The Best of Beirut
on Nov 13, 2014 By Danielle Issa
We Lebanese appreciate the merits of lamb: its meat is tender and rich with complex flavors, and it is far less marbled than beef, which makes it leaner if you trim the fat around its edges. An excellent source of protein, iron, and zinc, lamb meat can be vital for metabolic processes and red blood cell formation. I don’t need to preach its dietary benefits—its taste alone holds the power of persuasion.
Where to go to satiate your lust for lamb?
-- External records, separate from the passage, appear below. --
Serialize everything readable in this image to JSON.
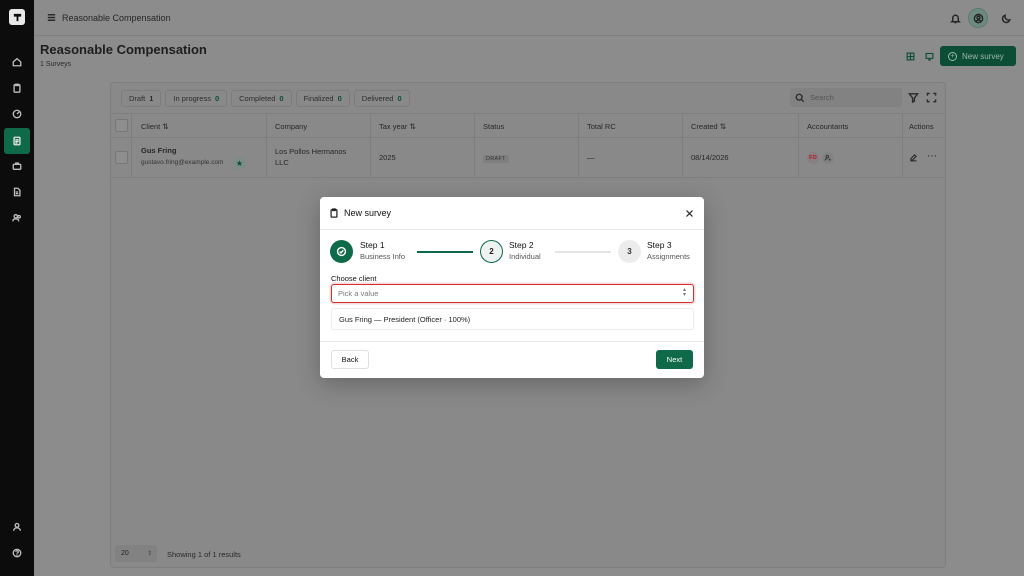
{
  "header": {
    "breadcrumb_title": "Reasonable Compensation"
  },
  "page": {
    "title": "Reasonable Compensation",
    "subtitle": "1 Surveys",
    "new_survey_label": "New survey"
  },
  "status_tabs": [
    {
      "label": "Draft",
      "count": "1"
    },
    {
      "label": "In progress",
      "count": "0"
    },
    {
      "label": "Completed",
      "count": "0"
    },
    {
      "label": "Finalized",
      "count": "0"
    },
    {
      "label": "Delivered",
      "count": "0"
    }
  ],
  "search": {
    "placeholder": "Search"
  },
  "table": {
    "columns": [
      "Client",
      "Company",
      "Tax year",
      "Status",
      "Total RC",
      "Created",
      "Accountants",
      "Actions"
    ],
    "rows": [
      {
        "client_name": "Gus Fring",
        "client_email": "gustavo.fring@example.com",
        "company_line1": "Los Pollos Hermanos",
        "company_line2": "LLC",
        "tax_year": "2025",
        "status": "DRAFT",
        "total_rc": "—",
        "created": "08/14/2026",
        "accountant_initials": "FO"
      }
    ]
  },
  "footer": {
    "page_size": "20",
    "results_text": "Showing 1 of 1 results"
  },
  "modal": {
    "title": "New survey",
    "steps": [
      {
        "number": "1",
        "title": "Step 1",
        "subtitle": "Business Info",
        "state": "done"
      },
      {
        "number": "2",
        "title": "Step 2",
        "subtitle": "Individual",
        "state": "current"
      },
      {
        "number": "3",
        "title": "Step 3",
        "subtitle": "Assignments",
        "state": "upcoming"
      }
    ],
    "field_label": "Choose client",
    "select_placeholder": "Pick a value",
    "options": [
      "Gus Fring — President (Officer · 100%)"
    ],
    "back_label": "Back",
    "next_label": "Next"
  },
  "colors": {
    "brand": "#0f6a4a",
    "error": "#d32f2f",
    "sidebar": "#0c0c0c"
  }
}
Well, there are plenty of options, and almost any traditional Lebanese restaurant won’t fail you (they even offer lamb testicles). Here, however, we stray from the mainstream to offer you our picks of more diverse dishes incorporating the favored Mediterranean meat.
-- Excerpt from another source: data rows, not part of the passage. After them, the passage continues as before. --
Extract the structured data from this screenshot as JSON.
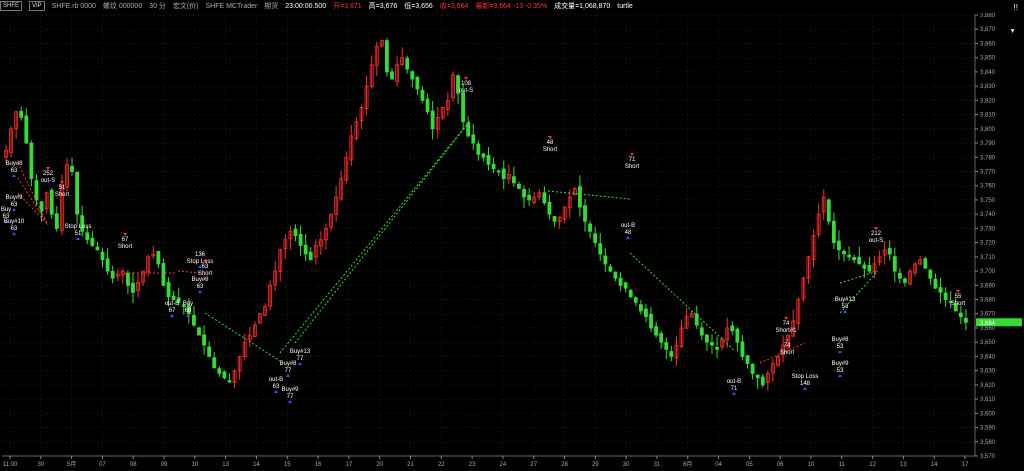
{
  "header": {
    "symbol_badge": "SHFE",
    "vip_badge": "VIP",
    "contract_code": "SHFE.rb 0000",
    "contract_name": "螺纹 000000",
    "period": "30 分",
    "chart_type": "宏文(价)",
    "exchange_text": "SHFE MCTrader",
    "date_label": "期货",
    "time_value": "23:00:00.500",
    "open_label": "开=3,671",
    "high_label": "高=3,676",
    "low_label": "低=3,656",
    "close_label": "收=3,664",
    "change_label": "最新=3,664 -13 -0.35%",
    "volume_label": "成交量=1,068,870",
    "strategy_name": "turtle",
    "right_marker": "!!",
    "right_marker2": "▼"
  },
  "colors": {
    "background": "#000000",
    "up_candle": "#ff2a2a",
    "down_candle": "#33dd33",
    "current_price_bg": "#33dd33",
    "axis_text": "#aaaaaa",
    "buy_arrow": "#3355ff",
    "sell_arrow": "#ff3333",
    "trade_line_win": "#33dd33",
    "trade_line_loss": "#ff3333"
  },
  "current_price": "3,664",
  "chart_data": {
    "type": "candlestick",
    "ylim": [
      3570,
      3880
    ],
    "y_ticks": [
      "3,880",
      "3,870",
      "3,860",
      "3,850",
      "3,840",
      "3,830",
      "3,820",
      "3,810",
      "3,800",
      "3,790",
      "3,780",
      "3,770",
      "3,760",
      "3,750",
      "3,740",
      "3,730",
      "3,720",
      "3,710",
      "3,700",
      "3,690",
      "3,680",
      "3,670",
      "3,660",
      "3,650",
      "3,640",
      "3,630",
      "3,620",
      "3,610",
      "3,600",
      "3,590",
      "3,580",
      "3,570"
    ],
    "x_ticks": [
      "11:00",
      "30",
      "5月",
      "07",
      "08",
      "09",
      "10",
      "13",
      "14",
      "15",
      "16",
      "17",
      "20",
      "21",
      "22",
      "23",
      "24",
      "27",
      "28",
      "29",
      "30",
      "31",
      "6月",
      "04",
      "05",
      "06",
      "10",
      "11",
      "12",
      "13",
      "14",
      "17"
    ],
    "close_path": [
      3785,
      3800,
      3812,
      3808,
      3790,
      3765,
      3750,
      3742,
      3755,
      3740,
      3730,
      3760,
      3775,
      3770,
      3740,
      3728,
      3722,
      3718,
      3715,
      3708,
      3700,
      3695,
      3698,
      3700,
      3690,
      3685,
      3692,
      3700,
      3710,
      3712,
      3705,
      3690,
      3682,
      3680,
      3678,
      3675,
      3670,
      3662,
      3655,
      3648,
      3640,
      3632,
      3628,
      3625,
      3622,
      3630,
      3640,
      3650,
      3655,
      3662,
      3670,
      3675,
      3690,
      3700,
      3715,
      3722,
      3728,
      3725,
      3718,
      3712,
      3708,
      3718,
      3722,
      3730,
      3740,
      3752,
      3765,
      3780,
      3795,
      3805,
      3815,
      3830,
      3845,
      3858,
      3862,
      3840,
      3835,
      3845,
      3850,
      3842,
      3835,
      3828,
      3820,
      3812,
      3800,
      3808,
      3815,
      3820,
      3838,
      3825,
      3805,
      3795,
      3790,
      3782,
      3780,
      3775,
      3772,
      3770,
      3765,
      3768,
      3762,
      3758,
      3752,
      3750,
      3752,
      3755,
      3748,
      3740,
      3735,
      3738,
      3745,
      3752,
      3758,
      3745,
      3735,
      3728,
      3720,
      3712,
      3705,
      3700,
      3695,
      3690,
      3688,
      3682,
      3678,
      3672,
      3668,
      3660,
      3655,
      3650,
      3645,
      3640,
      3648,
      3660,
      3668,
      3670,
      3662,
      3655,
      3650,
      3648,
      3645,
      3652,
      3660,
      3658,
      3650,
      3640,
      3635,
      3628,
      3625,
      3620,
      3628,
      3635,
      3640,
      3648,
      3655,
      3665,
      3680,
      3695,
      3710,
      3725,
      3740,
      3752,
      3735,
      3720,
      3715,
      3712,
      3710,
      3708,
      3705,
      3702,
      3700,
      3705,
      3710,
      3715,
      3712,
      3700,
      3695,
      3692,
      3700,
      3705,
      3708,
      3702,
      3695,
      3688,
      3685,
      3680,
      3678,
      3672,
      3668,
      3664
    ],
    "markers": [
      {
        "text": "Buy#8",
        "sub": "63",
        "kind": "buy"
      },
      {
        "text": "252",
        "sub": "out-S",
        "kind": "sell"
      },
      {
        "text": "Buy#9",
        "sub": "63",
        "kind": "buy"
      },
      {
        "text": "Buy",
        "sub": "63",
        "kind": "buy"
      },
      {
        "text": "Buy#10",
        "sub": "63",
        "kind": "buy"
      },
      {
        "text": "51",
        "sub": "Short",
        "kind": "sell"
      },
      {
        "text": "Stop Loss",
        "sub": "51",
        "kind": "buy"
      },
      {
        "text": "67",
        "sub": "Short",
        "kind": "sell"
      },
      {
        "text": "136",
        "sub": "Stop Loss",
        "kind": "buy"
      },
      {
        "text": "63",
        "sub": "Short",
        "kind": "sell"
      },
      {
        "text": "Buy#8",
        "sub": "63",
        "kind": "buy"
      },
      {
        "text": "out-B",
        "sub": "67",
        "kind": "buy"
      },
      {
        "text": "Buy",
        "sub": "68",
        "kind": "buy"
      },
      {
        "text": "Buy#13",
        "sub": "77",
        "kind": "buy"
      },
      {
        "text": "Buy#8",
        "sub": "77",
        "kind": "buy"
      },
      {
        "text": "out-B",
        "sub": "63",
        "kind": "buy"
      },
      {
        "text": "Buy#9",
        "sub": "77",
        "kind": "buy"
      },
      {
        "text": "108",
        "sub": "out-S",
        "kind": "sell"
      },
      {
        "text": "48",
        "sub": "Short",
        "kind": "sell"
      },
      {
        "text": "71",
        "sub": "Short",
        "kind": "sell"
      },
      {
        "text": "out-B",
        "sub": "48",
        "kind": "buy"
      },
      {
        "text": "out-B",
        "sub": "71",
        "kind": "buy"
      },
      {
        "text": "74",
        "sub": "Short#1",
        "kind": "sell"
      },
      {
        "text": "74",
        "sub": "Short",
        "kind": "sell"
      },
      {
        "text": "Stop Loss",
        "sub": "148",
        "kind": "buy"
      },
      {
        "text": "Buy#13",
        "sub": "53",
        "kind": "buy"
      },
      {
        "text": "Buy#8",
        "sub": "53",
        "kind": "buy"
      },
      {
        "text": "Buy#9",
        "sub": "53",
        "kind": "buy"
      },
      {
        "text": "212",
        "sub": "out-S",
        "kind": "sell"
      },
      {
        "text": "55",
        "sub": "Short",
        "kind": "sell"
      }
    ]
  }
}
Few know that the Radisson Blu Martinez in Ain Mreisseh houses an exceptional Mediterranean restaurant called Olivos. Even fewer know that their lamb shank is one of Lebanon’s finest specimens of a dish. Resembling more a leg of lamb thanks to its substantial size, this cut comes resting atop a purée of mint-flavored celeriac and mashed potato, an ode to the chef’s British training. Sweet sugar snaps and roasted cherry tomatoes with red currant jus offset its meaty savors. The lamb is by all counts a hands-on endeavor, requiring you to pull back the skin and fat to uncover the tender meat inside. But the contrast of flavors, spices and textures is absolutely tantalizing and redeems every ounce of labor you put forth.
Ibn Sina street
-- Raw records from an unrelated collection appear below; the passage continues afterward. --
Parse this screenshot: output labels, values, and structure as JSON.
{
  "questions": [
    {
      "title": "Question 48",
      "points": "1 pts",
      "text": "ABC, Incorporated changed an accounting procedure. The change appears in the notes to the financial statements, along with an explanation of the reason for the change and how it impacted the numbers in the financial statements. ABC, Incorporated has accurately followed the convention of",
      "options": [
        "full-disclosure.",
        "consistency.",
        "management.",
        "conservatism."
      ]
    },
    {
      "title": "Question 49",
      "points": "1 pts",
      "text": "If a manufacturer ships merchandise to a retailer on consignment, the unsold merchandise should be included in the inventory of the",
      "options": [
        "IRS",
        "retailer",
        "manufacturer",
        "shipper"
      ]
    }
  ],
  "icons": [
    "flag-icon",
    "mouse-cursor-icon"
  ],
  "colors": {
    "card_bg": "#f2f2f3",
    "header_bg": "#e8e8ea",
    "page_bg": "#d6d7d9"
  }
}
Moti Mahal is Lebanon’s premier Indian fine dining institution and is credited with having introducing tandoori cuisine to the world. You’ll be utterly mesmerized with the melt-in-your-mouth lamb seekh kebab, the counterpart to our Lebanese kebab but seasoned with conventional Indian spices. Those fearful of piquancy can rest assured that the heat is mild at best, but we still recommend you order a lassi blended with finely chopped mint leaves. It’s jazzier than ayran and keeps the palate cool between each bite.
Minet El Hosn
PF Changs has been attracting coverage lately for its new sushi fare, but in all fairness, we love the place for its signature modern Chinese-American cuisine made fresh, simple, and irresistibly tasty. The international chain is famous for its Mongolian grill, so don’t waver. Sweet, soy-glazed lamb seared in a wok with full green onions, this dish will ignite your appetite. There’s also a Mongolian beef option for the less courageous, but go with our guts on this one.
Feel like classic Nicoise cuisine from the south of France combined with Mediterranean influences from neighboring Italy? La Petite Maison, which landed in Beirut just a year and half ago, is your paradise, serving supremely simple yet scrumptious fare prepared a la minute, aka when you order it. The Côtelettes d’Agneau Vivienne are fancy French for grilled lamb cutlets with a spoon of smoked eggplant puree. Tender, succulent and juicy, they are seasoned with black pepper and nothing else. Order sides of string beans and steamed broccoli to mask the voracious carnivore in you.
Inside the Intercontinental Vendome Hotel
So maybe you’re craving more portable food, like a wrap of minced lamb with spices perfect for on-the-go gorging. We can’t emphasize Furn Beaino enough. The famous joint in Sarba is run by brothers Samer and Wissam Beaino, who inherited it from their father. And there’s no question that their specialty la7m b3ajin deserves a perfect mark for its premium blend of lamb, tomatoes, and spices. Crispy and appetizing, this la7m b3ajin will leave you yearning for seconds.
Danielle Issa is a food blogger in Lebanon. You can find her on Twitter, and be sure to check out her blog, Beirutista.
Beirut.com © ITX sarl 1995 - 2016.
About | Terms | Privacy